When writing, we frequently want the readers to relate to our characters. We want them to see something in our main character that rings true. We might want to give little anecdotes that make them stop and think things like, "Oh my God, I nearly peed my pants when that happened to me!" It makes the character seem more real and thus more realistic. But at what cost?
I am currently working on a story where the main character is a vampire. This makes the decision easy and the application a little harder. I can't make a character that the reader can completely relate to because none of my readers (I would hope) are vampires. But I can make them relatable in other ways. After all, she wasn't always a vampire. She has a past that can be related to. Even some of her actions and mannerisms can connect with the reader's day to day life.
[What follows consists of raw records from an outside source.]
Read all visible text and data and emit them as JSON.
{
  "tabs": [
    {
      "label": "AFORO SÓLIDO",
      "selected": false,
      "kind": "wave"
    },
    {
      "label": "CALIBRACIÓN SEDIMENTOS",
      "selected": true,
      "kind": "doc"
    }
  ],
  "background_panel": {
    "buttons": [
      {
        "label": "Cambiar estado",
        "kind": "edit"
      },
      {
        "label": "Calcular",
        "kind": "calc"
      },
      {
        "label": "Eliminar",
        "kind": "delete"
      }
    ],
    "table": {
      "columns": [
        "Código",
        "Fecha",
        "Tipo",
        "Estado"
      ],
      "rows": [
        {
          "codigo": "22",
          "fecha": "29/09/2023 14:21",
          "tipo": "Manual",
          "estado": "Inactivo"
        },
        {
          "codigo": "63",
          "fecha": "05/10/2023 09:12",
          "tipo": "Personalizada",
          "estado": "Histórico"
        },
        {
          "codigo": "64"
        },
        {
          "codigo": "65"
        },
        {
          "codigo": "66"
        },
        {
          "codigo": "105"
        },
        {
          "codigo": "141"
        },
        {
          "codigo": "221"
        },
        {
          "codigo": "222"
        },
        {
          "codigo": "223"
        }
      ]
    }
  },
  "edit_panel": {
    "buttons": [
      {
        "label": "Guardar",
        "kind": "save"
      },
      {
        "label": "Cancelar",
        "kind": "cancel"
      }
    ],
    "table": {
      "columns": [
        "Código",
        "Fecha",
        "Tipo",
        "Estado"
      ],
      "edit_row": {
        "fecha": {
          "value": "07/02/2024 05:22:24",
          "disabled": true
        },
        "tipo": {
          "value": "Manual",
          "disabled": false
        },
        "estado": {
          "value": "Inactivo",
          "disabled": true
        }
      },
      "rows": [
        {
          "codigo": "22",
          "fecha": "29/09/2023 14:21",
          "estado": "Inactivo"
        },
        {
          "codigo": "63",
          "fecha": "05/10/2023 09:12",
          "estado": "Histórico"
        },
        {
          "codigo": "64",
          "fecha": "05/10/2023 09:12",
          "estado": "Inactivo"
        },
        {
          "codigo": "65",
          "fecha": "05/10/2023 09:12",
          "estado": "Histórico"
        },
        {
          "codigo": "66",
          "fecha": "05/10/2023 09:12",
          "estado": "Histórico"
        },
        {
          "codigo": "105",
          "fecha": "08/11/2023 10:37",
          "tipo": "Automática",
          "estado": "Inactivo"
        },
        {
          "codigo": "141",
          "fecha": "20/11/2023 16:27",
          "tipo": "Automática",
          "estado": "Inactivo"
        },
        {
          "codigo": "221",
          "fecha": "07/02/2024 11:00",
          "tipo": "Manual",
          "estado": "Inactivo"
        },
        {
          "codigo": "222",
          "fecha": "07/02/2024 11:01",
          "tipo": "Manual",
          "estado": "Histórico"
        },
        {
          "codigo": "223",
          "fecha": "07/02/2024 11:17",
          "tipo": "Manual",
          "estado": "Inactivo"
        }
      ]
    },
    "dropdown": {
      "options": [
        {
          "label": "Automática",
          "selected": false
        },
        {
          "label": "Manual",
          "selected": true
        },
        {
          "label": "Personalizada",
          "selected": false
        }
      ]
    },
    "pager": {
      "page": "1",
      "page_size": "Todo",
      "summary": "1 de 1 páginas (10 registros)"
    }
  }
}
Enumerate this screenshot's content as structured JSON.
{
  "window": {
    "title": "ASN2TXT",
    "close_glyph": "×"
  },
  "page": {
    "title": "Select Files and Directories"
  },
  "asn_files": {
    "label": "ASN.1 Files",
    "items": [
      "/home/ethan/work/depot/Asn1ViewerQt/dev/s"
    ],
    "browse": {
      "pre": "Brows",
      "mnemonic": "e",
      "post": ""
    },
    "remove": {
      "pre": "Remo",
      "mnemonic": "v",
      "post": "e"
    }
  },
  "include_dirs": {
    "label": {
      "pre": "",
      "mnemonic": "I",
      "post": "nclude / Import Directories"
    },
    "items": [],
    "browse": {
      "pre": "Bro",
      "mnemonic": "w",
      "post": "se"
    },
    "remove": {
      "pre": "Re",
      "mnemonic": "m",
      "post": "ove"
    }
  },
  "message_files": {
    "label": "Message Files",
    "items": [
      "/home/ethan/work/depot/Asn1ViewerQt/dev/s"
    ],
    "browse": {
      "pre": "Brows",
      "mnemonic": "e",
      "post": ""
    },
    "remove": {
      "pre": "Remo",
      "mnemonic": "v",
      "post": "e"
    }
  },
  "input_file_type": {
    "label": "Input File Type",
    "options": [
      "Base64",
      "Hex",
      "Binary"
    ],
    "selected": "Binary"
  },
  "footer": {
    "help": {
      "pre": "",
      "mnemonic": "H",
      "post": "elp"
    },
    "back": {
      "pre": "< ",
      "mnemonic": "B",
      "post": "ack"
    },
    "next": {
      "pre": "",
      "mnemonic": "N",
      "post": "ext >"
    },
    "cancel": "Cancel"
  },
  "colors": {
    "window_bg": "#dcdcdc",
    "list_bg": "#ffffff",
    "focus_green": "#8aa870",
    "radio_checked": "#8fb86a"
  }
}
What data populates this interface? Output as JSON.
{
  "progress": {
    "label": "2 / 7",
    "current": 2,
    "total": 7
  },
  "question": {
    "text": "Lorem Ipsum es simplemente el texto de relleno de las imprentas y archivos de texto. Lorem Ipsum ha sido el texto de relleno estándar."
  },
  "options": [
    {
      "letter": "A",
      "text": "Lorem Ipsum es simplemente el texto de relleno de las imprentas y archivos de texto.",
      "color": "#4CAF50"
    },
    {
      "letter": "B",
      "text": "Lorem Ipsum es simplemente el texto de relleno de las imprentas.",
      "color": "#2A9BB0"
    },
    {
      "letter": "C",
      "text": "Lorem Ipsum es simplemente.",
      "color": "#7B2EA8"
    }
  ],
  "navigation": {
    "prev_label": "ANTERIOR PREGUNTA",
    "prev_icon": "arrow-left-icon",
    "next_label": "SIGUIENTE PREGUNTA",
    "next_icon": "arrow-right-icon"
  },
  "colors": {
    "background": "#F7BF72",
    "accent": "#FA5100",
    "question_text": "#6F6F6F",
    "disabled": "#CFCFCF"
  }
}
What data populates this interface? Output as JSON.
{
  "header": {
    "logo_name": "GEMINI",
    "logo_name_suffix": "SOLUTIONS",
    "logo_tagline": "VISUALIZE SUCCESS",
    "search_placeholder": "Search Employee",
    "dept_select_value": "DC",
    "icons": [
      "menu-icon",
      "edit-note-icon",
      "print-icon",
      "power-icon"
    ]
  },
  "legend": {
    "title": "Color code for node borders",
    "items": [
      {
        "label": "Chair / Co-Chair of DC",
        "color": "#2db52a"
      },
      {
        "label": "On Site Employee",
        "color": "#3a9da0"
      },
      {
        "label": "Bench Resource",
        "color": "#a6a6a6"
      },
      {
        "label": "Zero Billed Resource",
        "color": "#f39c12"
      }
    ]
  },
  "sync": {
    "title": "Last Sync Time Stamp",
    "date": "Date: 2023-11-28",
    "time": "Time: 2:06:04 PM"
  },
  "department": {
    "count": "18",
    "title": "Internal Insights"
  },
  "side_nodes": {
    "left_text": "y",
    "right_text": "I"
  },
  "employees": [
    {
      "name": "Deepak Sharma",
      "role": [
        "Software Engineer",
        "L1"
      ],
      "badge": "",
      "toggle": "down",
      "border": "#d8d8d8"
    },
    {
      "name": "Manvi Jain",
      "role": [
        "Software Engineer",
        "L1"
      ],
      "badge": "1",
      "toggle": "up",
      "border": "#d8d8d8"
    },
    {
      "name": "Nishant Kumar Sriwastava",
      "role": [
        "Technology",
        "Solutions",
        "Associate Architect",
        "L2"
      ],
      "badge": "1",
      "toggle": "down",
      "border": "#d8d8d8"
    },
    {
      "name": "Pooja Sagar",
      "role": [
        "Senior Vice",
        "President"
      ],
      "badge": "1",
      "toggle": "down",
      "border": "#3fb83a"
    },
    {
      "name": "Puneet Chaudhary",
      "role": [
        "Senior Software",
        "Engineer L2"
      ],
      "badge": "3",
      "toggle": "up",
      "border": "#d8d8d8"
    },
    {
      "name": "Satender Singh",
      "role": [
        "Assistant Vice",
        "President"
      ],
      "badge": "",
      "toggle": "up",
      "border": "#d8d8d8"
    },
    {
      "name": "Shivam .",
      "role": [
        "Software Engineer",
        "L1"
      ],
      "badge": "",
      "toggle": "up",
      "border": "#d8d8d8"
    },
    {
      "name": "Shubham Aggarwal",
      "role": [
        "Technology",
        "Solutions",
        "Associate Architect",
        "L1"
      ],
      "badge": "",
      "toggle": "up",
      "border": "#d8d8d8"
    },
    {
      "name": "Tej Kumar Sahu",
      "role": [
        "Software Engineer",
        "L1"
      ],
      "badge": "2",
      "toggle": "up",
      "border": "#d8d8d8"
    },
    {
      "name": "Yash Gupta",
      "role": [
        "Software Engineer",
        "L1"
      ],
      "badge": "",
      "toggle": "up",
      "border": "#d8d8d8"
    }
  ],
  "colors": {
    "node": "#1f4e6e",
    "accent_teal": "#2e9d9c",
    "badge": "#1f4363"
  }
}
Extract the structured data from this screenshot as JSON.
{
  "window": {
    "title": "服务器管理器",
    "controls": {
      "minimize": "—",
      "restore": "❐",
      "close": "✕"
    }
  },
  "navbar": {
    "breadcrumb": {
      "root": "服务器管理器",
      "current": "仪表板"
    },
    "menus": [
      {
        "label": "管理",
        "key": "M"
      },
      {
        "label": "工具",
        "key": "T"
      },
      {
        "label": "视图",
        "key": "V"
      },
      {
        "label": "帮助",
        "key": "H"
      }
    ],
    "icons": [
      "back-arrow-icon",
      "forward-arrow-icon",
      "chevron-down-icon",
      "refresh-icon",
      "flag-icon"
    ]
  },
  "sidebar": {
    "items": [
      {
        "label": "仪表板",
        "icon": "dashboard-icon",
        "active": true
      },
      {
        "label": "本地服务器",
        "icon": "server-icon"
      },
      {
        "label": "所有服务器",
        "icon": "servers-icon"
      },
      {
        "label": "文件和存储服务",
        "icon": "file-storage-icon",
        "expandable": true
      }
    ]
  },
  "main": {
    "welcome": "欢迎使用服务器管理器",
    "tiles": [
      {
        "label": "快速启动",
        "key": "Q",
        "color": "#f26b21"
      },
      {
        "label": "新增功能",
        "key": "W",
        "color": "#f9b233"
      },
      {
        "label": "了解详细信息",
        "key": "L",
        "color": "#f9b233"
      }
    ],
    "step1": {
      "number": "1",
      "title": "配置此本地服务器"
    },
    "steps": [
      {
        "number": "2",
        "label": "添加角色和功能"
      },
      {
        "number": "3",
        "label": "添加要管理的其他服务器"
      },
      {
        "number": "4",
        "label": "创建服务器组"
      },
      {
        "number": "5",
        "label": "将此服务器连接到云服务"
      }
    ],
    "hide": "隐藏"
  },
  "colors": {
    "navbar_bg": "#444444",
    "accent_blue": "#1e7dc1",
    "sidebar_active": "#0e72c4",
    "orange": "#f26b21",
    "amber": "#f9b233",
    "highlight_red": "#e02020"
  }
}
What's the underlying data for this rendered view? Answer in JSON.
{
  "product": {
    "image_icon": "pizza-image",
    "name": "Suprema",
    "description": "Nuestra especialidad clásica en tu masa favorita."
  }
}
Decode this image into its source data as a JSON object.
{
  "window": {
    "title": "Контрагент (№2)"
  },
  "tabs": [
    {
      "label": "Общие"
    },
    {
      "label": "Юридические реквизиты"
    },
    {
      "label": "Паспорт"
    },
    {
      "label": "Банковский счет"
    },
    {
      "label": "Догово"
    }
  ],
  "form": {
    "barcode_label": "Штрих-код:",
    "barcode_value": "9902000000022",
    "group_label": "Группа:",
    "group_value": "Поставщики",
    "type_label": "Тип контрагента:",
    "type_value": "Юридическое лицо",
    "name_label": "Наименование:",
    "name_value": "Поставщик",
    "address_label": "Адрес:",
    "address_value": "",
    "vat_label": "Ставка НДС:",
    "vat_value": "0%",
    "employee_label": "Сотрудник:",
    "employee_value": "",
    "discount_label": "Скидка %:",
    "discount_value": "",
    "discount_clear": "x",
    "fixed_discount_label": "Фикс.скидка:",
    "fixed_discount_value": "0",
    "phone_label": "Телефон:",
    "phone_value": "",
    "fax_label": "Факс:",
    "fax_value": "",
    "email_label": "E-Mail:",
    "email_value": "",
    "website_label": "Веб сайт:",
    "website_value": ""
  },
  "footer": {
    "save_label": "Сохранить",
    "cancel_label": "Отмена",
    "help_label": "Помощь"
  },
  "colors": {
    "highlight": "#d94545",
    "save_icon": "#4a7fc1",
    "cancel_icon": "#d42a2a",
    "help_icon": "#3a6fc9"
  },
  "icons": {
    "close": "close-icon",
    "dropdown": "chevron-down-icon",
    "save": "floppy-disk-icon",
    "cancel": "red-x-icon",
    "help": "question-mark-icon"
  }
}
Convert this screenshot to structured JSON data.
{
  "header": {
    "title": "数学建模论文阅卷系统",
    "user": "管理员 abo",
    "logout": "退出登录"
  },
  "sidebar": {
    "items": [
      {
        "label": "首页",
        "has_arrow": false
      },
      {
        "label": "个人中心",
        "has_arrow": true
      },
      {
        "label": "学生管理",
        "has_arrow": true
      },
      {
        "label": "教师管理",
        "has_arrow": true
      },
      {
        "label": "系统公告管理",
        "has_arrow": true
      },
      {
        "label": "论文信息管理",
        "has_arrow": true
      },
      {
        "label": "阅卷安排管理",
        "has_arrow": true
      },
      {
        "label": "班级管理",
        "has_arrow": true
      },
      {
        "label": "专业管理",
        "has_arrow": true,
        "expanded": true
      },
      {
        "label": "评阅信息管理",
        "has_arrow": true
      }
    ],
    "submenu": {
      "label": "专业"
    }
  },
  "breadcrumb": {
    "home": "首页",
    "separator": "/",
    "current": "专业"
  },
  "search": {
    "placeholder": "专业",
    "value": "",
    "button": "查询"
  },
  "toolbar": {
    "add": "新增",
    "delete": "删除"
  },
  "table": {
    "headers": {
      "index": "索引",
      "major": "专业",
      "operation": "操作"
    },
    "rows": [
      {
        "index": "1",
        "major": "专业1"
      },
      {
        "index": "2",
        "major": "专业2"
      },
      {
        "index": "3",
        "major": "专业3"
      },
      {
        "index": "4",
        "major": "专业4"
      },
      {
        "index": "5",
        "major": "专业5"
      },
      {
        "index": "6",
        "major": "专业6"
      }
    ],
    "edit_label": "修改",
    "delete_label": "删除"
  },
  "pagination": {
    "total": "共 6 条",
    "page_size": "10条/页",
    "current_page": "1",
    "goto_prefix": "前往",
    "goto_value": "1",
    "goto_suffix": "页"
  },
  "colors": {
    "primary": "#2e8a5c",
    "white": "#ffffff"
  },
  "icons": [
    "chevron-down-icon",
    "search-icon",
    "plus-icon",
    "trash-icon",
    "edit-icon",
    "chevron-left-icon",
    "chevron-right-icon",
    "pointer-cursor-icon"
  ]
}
But while that connection to the reader is important, what makes him or her different is equally important. First, you can't make a character that will relate to every reader, even if you have a very limited demographic. Second, it's boring. Readers (at least I) like seeing a person's quirks. It gives the character depth. Like not liking coffee or Christmas or sunbathing or liking the number 13.